■ Work request ■
If the records include pictures, omit them and set down everything else verbatim.

■ Extracted data ■
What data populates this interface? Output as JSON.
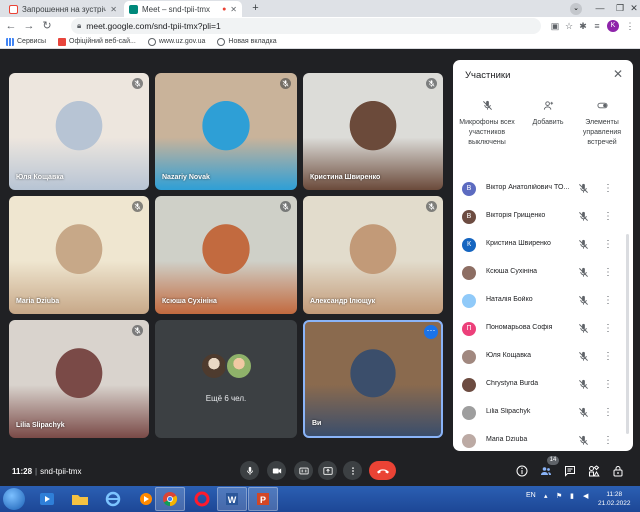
{
  "browser": {
    "tabs": [
      {
        "title": "Запрошення на зустріч: Калин",
        "favicon_color": "#ea4335",
        "active": false
      },
      {
        "title": "Meet – snd-tpii-tmx",
        "favicon_color": "#00897b",
        "active": true
      }
    ],
    "url": "meet.google.com/snd-tpii-tmx?pli=1",
    "profile_letter": "K",
    "bookmarks": [
      {
        "label": "Сервисы",
        "icon": "apps-icon"
      },
      {
        "label": "Офіційний веб-сай...",
        "icon": "web-icon"
      },
      {
        "label": "www.uz.gov.ua",
        "icon": "globe-icon"
      },
      {
        "label": "Новая вкладка",
        "icon": "globe-icon"
      }
    ]
  },
  "tiles": [
    {
      "name": "Юля Кощавка",
      "muted": true,
      "colors": [
        "#ede6de",
        "#b7c4d4"
      ]
    },
    {
      "name": "Nazariy Novak",
      "muted": true,
      "colors": [
        "#c9b39a",
        "#2e9fd6"
      ]
    },
    {
      "name": "Кристина Швиренко",
      "muted": true,
      "colors": [
        "#dcdcd8",
        "#6b4a3a"
      ]
    },
    {
      "name": "Maria Dziuba",
      "muted": true,
      "colors": [
        "#efe6d0",
        "#c7a888"
      ]
    },
    {
      "name": "Ксюша Сухініна",
      "muted": true,
      "colors": [
        "#cfd0c8",
        "#c26a3f"
      ]
    },
    {
      "name": "Александр Ілющук",
      "muted": true,
      "colors": [
        "#e2dccc",
        "#c29a78"
      ]
    },
    {
      "name": "Lilia Slipachyk",
      "muted": true,
      "colors": [
        "#d9d3cd",
        "#7a4a47"
      ]
    },
    {
      "name": "Ви",
      "muted": false,
      "self": true,
      "colors": [
        "#8a6a4e",
        "#3b4e6b"
      ]
    }
  ],
  "more_tile": {
    "label": "Ещё 6 чел."
  },
  "meeting": {
    "time": "11:28",
    "code": "snd-tpii-tmx"
  },
  "controls": {
    "participants_count": "14"
  },
  "panel": {
    "title": "Участники",
    "actions": [
      {
        "label": "Микрофоны всех участников выключены",
        "icon": "mic-off-icon"
      },
      {
        "label": "Добавить",
        "icon": "add-person-icon"
      },
      {
        "label": "Элементы управления встречей",
        "icon": "toggle-icon"
      }
    ],
    "participants": [
      {
        "name": "Віктор Анатолійович ТО...",
        "letter": "В",
        "color": "#5c6bc0"
      },
      {
        "name": "Вікторія Грищенко",
        "letter": "В",
        "color": "#6d4c41"
      },
      {
        "name": "Кристина Швиренко",
        "letter": "К",
        "color": "#1565c0"
      },
      {
        "name": "Ксюша Сухініна",
        "letter": "",
        "color": "#8d6e63"
      },
      {
        "name": "Наталія Бойко",
        "letter": "",
        "color": "#90caf9"
      },
      {
        "name": "Пономарьова Софія",
        "letter": "П",
        "color": "#ec407a"
      },
      {
        "name": "Юля Кощавка",
        "letter": "",
        "color": "#a1887f"
      },
      {
        "name": "Chrystyna Burda",
        "letter": "",
        "color": "#6d4c41"
      },
      {
        "name": "Lilia Slipachyk",
        "letter": "",
        "color": "#9e9e9e"
      },
      {
        "name": "Maria Dziuba",
        "letter": "",
        "color": "#bcaaa4"
      }
    ]
  },
  "taskbar": {
    "lang": "EN",
    "time": "11:28",
    "date": "21.02.2022"
  }
}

■ Finished task ■
What data populates this interface? Output as JSON.
{
  "browser": {
    "tabs": [
      {
        "title": "Запрошення на зустріч: Калин",
        "favicon_color": "#ea4335",
        "active": false
      },
      {
        "title": "Meet – snd-tpii-tmx",
        "favicon_color": "#00897b",
        "active": true
      }
    ],
    "url": "meet.google.com/snd-tpii-tmx?pli=1",
    "profile_letter": "K",
    "bookmarks": [
      {
        "label": "Сервисы",
        "icon": "apps-icon"
      },
      {
        "label": "Офіційний веб-сай...",
        "icon": "web-icon"
      },
      {
        "label": "www.uz.gov.ua",
        "icon": "globe-icon"
      },
      {
        "label": "Новая вкладка",
        "icon": "globe-icon"
      }
    ]
  },
  "tiles": [
    {
      "name": "Юля Кощавка",
      "muted": true,
      "colors": [
        "#ede6de",
        "#b7c4d4"
      ]
    },
    {
      "name": "Nazariy Novak",
      "muted": true,
      "colors": [
        "#c9b39a",
        "#2e9fd6"
      ]
    },
    {
      "name": "Кристина Швиренко",
      "muted": true,
      "colors": [
        "#dcdcd8",
        "#6b4a3a"
      ]
    },
    {
      "name": "Maria Dziuba",
      "muted": true,
      "colors": [
        "#efe6d0",
        "#c7a888"
      ]
    },
    {
      "name": "Ксюша Сухініна",
      "muted": true,
      "colors": [
        "#cfd0c8",
        "#c26a3f"
      ]
    },
    {
      "name": "Александр Ілющук",
      "muted": true,
      "colors": [
        "#e2dccc",
        "#c29a78"
      ]
    },
    {
      "name": "Lilia Slipachyk",
      "muted": true,
      "colors": [
        "#d9d3cd",
        "#7a4a47"
      ]
    },
    {
      "name": "Ви",
      "muted": false,
      "self": true,
      "colors": [
        "#8a6a4e",
        "#3b4e6b"
      ]
    }
  ],
  "more_tile": {
    "label": "Ещё 6 чел."
  },
  "meeting": {
    "time": "11:28",
    "code": "snd-tpii-tmx"
  },
  "controls": {
    "participants_count": "14"
  },
  "panel": {
    "title": "Участники",
    "actions": [
      {
        "label": "Микрофоны всех участников выключены",
        "icon": "mic-off-icon"
      },
      {
        "label": "Добавить",
        "icon": "add-person-icon"
      },
      {
        "label": "Элементы управления встречей",
        "icon": "toggle-icon"
      }
    ],
    "participants": [
      {
        "name": "Віктор Анатолійович ТО...",
        "letter": "В",
        "color": "#5c6bc0"
      },
      {
        "name": "Вікторія Грищенко",
        "letter": "В",
        "color": "#6d4c41"
      },
      {
        "name": "Кристина Швиренко",
        "letter": "К",
        "color": "#1565c0"
      },
      {
        "name": "Ксюша Сухініна",
        "letter": "",
        "color": "#8d6e63"
      },
      {
        "name": "Наталія Бойко",
        "letter": "",
        "color": "#90caf9"
      },
      {
        "name": "Пономарьова Софія",
        "letter": "П",
        "color": "#ec407a"
      },
      {
        "name": "Юля Кощавка",
        "letter": "",
        "color": "#a1887f"
      },
      {
        "name": "Chrystyna Burda",
        "letter": "",
        "color": "#6d4c41"
      },
      {
        "name": "Lilia Slipachyk",
        "letter": "",
        "color": "#9e9e9e"
      },
      {
        "name": "Maria Dziuba",
        "letter": "",
        "color": "#bcaaa4"
      }
    ]
  },
  "taskbar": {
    "lang": "EN",
    "time": "11:28",
    "date": "21.02.2022"
  }
}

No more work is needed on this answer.